§ **PROVIDED DATA**:
▶

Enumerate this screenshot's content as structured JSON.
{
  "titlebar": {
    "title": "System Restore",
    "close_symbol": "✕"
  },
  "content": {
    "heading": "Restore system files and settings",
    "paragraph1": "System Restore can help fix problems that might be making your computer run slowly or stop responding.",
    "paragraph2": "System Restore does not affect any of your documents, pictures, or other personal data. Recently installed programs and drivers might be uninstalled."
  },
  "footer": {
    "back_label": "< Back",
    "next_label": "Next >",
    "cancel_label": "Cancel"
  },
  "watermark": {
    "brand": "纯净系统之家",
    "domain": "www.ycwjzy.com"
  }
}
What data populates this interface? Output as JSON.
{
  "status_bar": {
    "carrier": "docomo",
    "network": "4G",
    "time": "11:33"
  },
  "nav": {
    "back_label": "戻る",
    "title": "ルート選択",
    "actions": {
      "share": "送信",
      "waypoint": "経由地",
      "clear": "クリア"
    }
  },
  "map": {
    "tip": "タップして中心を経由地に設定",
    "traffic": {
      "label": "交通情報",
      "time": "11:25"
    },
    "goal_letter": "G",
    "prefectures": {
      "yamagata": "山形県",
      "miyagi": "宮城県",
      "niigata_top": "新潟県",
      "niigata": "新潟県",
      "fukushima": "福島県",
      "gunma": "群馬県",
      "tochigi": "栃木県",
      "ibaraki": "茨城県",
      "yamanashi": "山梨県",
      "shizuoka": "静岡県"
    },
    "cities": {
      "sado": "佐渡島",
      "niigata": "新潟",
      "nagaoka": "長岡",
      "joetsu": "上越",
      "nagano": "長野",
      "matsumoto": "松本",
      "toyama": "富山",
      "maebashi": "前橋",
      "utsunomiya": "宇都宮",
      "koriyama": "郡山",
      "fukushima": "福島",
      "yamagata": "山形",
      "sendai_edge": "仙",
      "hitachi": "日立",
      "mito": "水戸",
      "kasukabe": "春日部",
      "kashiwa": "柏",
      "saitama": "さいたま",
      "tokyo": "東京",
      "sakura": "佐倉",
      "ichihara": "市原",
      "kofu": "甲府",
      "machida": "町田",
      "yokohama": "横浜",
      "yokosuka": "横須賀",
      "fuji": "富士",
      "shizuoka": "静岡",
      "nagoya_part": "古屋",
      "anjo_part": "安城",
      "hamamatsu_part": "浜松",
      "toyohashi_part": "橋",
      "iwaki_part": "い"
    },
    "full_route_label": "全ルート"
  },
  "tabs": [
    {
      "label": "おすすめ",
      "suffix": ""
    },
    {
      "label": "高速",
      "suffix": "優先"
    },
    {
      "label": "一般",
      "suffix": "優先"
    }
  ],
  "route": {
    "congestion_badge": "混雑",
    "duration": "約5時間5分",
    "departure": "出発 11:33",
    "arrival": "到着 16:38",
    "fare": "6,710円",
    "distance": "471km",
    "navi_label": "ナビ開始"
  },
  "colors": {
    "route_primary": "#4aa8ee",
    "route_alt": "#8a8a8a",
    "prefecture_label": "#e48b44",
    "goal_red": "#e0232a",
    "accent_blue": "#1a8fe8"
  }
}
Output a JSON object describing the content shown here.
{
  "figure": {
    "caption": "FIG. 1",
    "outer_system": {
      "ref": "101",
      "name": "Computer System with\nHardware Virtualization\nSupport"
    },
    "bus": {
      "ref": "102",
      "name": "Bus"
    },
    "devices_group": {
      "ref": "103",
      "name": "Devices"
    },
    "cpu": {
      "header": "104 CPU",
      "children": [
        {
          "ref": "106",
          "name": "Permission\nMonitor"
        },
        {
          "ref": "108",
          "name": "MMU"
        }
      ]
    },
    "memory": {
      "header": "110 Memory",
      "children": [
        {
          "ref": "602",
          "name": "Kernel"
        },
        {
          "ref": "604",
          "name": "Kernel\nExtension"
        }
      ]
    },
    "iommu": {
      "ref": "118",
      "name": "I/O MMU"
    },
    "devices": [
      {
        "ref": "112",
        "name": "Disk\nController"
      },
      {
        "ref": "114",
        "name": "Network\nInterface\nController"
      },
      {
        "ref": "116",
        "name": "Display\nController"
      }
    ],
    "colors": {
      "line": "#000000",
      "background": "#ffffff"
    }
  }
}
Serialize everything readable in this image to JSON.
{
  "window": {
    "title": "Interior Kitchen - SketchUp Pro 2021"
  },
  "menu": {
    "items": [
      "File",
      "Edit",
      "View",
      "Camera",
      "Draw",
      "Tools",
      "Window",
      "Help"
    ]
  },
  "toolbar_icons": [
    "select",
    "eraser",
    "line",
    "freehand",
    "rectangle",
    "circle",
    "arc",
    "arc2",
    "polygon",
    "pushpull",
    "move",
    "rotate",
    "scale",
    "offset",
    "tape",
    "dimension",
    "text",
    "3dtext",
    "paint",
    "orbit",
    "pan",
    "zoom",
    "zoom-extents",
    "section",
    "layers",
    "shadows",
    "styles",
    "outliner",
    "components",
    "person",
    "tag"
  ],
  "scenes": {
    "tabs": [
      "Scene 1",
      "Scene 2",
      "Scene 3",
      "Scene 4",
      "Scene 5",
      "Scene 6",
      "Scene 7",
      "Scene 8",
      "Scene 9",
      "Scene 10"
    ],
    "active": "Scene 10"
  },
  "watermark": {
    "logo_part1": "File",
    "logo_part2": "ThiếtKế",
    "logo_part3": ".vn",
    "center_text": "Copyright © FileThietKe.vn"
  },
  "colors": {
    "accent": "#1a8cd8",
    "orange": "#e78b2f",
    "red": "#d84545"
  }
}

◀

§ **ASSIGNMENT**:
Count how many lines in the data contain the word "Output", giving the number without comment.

§ **WRITTEN ANSWER**:
2